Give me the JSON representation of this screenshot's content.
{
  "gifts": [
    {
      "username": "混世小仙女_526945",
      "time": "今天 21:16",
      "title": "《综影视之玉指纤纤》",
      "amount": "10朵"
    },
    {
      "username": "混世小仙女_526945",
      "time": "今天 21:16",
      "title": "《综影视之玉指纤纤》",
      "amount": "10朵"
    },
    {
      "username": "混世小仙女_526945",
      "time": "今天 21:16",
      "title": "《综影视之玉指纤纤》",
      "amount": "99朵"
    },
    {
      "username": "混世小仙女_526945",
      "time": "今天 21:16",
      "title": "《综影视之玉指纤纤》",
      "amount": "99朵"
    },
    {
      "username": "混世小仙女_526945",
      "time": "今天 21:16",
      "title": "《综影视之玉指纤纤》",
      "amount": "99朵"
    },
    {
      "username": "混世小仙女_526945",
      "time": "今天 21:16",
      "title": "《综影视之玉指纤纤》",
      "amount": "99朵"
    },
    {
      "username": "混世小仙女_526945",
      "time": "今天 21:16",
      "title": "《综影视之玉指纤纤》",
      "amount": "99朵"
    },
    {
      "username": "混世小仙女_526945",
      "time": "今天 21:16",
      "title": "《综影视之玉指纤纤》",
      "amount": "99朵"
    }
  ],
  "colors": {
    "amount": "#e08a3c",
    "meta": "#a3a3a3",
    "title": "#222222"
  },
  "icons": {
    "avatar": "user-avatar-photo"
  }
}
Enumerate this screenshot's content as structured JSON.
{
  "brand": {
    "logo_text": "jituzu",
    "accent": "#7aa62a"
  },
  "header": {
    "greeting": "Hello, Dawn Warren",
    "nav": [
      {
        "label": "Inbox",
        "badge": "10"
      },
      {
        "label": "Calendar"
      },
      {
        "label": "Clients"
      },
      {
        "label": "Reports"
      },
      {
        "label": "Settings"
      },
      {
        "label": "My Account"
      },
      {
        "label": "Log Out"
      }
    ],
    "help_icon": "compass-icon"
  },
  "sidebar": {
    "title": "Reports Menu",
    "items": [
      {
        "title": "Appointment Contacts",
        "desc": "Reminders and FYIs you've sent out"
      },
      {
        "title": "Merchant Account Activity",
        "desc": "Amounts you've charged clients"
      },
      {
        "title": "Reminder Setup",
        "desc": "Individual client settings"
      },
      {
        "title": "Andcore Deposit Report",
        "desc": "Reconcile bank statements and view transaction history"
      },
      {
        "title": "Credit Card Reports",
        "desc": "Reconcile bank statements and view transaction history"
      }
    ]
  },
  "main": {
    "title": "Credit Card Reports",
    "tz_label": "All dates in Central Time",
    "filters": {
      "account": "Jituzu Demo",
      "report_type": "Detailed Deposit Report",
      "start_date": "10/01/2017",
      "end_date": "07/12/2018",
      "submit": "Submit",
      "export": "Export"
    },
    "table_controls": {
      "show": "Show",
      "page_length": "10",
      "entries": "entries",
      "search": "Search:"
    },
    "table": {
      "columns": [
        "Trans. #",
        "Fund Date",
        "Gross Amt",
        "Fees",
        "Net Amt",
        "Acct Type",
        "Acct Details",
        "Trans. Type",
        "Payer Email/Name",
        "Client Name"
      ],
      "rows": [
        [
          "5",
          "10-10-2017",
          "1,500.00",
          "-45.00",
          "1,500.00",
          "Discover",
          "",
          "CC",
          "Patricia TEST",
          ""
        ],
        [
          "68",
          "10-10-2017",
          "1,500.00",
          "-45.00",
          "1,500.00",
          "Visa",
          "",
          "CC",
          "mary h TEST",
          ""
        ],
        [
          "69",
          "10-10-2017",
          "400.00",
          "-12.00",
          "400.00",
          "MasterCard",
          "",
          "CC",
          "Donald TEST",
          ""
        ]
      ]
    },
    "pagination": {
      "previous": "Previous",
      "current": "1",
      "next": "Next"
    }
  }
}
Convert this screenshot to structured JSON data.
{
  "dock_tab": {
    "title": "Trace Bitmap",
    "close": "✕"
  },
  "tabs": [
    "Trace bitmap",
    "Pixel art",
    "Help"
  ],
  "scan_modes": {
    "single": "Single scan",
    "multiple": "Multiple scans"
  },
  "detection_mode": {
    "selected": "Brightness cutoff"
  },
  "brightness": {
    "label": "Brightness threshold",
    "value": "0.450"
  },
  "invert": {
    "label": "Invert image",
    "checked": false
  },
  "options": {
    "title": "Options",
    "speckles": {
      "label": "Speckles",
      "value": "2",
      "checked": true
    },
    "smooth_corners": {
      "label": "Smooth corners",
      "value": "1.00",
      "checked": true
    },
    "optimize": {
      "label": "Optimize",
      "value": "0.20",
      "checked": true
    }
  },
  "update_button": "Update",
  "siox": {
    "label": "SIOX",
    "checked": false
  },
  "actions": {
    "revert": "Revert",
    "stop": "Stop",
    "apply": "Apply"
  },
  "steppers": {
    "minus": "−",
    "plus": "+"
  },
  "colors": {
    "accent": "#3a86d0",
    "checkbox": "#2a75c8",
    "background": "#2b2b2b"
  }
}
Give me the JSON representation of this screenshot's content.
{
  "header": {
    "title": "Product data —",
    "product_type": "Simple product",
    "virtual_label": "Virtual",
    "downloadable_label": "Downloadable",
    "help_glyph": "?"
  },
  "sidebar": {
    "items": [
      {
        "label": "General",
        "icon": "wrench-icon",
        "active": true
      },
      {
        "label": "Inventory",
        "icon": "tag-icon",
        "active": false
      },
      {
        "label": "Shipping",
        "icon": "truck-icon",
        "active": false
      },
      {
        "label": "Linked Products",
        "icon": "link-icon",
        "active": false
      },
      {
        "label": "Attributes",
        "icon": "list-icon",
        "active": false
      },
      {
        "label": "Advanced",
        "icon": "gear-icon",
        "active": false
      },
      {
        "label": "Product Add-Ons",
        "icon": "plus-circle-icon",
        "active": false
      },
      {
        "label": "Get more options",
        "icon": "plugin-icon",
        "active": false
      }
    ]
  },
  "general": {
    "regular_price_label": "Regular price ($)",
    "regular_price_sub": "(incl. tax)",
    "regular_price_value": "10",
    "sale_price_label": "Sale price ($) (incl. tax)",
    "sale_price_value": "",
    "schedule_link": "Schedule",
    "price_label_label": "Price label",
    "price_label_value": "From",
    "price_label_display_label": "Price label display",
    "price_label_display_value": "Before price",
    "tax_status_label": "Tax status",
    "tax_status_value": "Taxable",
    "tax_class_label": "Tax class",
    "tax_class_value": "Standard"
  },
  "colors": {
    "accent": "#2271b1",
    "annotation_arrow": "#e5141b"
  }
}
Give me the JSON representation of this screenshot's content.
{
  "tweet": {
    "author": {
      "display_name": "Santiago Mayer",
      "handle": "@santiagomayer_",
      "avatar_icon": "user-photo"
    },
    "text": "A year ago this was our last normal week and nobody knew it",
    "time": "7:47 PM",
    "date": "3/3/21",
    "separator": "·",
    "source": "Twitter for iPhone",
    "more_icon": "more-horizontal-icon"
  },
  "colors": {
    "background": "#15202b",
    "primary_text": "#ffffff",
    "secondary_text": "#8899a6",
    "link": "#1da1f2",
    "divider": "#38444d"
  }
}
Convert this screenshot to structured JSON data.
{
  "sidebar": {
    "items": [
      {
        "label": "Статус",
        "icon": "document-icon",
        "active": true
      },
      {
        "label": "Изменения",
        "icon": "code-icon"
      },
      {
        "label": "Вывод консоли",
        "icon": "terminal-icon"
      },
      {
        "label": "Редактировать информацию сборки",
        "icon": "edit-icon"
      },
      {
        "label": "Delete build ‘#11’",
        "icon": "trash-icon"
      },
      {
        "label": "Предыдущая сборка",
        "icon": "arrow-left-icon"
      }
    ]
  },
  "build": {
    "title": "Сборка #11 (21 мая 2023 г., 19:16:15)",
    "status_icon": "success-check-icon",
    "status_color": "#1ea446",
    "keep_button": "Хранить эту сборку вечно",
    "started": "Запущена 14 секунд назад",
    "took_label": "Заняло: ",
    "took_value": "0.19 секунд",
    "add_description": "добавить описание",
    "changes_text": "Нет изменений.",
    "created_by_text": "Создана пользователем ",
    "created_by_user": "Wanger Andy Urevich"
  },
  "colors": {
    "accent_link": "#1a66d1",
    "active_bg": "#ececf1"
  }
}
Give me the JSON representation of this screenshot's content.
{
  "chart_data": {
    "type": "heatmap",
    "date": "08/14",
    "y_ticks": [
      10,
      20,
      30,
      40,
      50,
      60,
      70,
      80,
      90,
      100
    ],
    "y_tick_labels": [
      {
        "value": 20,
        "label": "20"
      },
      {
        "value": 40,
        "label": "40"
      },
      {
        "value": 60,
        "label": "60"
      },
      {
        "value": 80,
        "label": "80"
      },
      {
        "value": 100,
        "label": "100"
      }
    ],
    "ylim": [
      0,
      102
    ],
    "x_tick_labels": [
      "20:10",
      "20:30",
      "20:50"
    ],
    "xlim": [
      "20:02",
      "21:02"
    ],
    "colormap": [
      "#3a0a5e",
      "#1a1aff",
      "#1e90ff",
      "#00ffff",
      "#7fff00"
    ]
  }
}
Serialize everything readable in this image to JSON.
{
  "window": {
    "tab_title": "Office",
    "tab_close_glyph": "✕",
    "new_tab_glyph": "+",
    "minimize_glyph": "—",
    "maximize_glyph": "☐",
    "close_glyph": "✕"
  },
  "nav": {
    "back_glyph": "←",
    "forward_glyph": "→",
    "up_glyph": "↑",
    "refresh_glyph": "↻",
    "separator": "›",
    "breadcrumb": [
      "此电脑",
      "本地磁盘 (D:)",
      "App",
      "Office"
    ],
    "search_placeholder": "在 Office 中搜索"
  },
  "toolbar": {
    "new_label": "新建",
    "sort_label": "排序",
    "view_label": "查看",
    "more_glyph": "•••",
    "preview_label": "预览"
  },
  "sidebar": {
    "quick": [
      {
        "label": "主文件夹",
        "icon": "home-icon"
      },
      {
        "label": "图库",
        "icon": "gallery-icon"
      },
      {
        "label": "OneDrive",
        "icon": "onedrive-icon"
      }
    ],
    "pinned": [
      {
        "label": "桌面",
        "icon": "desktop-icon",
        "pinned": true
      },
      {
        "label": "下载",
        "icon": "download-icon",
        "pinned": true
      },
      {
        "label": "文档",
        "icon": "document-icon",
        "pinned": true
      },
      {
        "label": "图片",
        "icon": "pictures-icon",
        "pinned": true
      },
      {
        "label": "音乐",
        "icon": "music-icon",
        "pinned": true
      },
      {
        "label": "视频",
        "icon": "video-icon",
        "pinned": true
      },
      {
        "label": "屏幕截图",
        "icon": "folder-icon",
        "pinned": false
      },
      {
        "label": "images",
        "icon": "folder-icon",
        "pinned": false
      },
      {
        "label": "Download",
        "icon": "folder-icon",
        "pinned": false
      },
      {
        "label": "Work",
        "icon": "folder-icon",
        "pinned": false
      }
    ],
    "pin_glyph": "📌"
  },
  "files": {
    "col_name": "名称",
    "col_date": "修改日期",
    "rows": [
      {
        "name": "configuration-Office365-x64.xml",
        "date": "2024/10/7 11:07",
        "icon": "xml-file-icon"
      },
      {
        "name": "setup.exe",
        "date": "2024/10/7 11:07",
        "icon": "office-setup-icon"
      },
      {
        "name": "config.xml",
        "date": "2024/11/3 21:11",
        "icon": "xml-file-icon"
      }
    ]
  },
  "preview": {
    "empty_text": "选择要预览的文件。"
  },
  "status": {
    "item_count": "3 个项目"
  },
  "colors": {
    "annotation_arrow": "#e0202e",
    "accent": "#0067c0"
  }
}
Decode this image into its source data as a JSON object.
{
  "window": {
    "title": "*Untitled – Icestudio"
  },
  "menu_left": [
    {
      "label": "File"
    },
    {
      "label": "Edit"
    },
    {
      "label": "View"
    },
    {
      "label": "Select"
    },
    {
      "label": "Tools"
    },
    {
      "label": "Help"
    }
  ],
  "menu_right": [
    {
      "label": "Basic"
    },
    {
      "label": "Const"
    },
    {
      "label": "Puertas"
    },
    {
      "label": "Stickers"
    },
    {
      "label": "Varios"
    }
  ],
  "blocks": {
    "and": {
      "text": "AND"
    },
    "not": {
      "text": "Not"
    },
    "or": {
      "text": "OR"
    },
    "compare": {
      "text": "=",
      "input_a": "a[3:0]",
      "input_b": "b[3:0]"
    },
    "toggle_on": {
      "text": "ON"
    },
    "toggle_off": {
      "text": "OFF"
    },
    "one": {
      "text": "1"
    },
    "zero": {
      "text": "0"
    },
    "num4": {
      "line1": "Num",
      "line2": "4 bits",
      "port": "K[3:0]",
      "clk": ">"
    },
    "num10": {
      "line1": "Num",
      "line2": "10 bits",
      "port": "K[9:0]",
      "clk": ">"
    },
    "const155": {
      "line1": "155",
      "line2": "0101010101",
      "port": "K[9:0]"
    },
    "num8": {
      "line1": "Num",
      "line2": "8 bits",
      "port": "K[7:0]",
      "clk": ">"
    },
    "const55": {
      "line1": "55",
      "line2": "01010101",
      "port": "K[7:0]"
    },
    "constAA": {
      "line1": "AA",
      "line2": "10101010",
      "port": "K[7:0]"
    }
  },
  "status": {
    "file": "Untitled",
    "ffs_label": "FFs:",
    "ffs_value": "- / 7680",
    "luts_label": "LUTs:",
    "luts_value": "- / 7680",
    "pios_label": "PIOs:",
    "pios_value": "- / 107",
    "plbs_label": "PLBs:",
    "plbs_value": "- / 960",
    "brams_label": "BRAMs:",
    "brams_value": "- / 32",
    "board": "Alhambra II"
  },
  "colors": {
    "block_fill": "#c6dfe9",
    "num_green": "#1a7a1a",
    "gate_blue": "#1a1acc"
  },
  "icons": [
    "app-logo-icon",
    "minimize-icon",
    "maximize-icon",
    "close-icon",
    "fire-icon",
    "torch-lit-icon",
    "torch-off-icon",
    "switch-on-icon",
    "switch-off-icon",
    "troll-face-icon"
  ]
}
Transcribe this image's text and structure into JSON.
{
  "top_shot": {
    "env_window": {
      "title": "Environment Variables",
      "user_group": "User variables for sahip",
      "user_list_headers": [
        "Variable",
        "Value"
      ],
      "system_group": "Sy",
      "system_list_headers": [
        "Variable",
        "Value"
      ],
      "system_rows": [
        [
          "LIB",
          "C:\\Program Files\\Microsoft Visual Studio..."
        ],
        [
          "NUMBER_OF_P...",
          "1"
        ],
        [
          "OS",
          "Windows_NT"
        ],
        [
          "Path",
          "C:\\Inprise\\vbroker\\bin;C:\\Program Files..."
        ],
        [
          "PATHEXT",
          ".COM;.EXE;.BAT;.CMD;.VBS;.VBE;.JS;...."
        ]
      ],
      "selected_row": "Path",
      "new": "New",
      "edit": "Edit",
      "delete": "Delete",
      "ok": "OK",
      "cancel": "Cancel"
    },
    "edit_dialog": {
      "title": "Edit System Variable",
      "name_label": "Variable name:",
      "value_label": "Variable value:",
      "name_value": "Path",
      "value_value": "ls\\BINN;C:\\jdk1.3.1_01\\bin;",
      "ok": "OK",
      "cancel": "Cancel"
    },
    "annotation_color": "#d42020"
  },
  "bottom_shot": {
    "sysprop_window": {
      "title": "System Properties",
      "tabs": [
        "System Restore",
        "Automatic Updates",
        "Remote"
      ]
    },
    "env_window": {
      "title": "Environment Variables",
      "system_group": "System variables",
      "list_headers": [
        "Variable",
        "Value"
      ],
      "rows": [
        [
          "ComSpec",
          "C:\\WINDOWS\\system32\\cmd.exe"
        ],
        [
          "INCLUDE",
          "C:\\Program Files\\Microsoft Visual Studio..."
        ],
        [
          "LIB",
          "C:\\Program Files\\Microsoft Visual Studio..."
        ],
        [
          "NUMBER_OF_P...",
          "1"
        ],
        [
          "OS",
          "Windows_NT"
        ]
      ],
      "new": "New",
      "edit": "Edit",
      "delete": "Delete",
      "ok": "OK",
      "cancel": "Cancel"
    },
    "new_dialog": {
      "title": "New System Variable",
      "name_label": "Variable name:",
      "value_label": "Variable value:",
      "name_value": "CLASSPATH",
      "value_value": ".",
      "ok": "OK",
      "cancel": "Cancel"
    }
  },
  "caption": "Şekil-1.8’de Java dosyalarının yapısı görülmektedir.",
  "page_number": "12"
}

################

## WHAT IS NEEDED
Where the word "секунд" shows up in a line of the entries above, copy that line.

## WRITTEN ANSWER
    "started": "Запущена 14 секунд назад",
    "took_value": "0.19 секунд",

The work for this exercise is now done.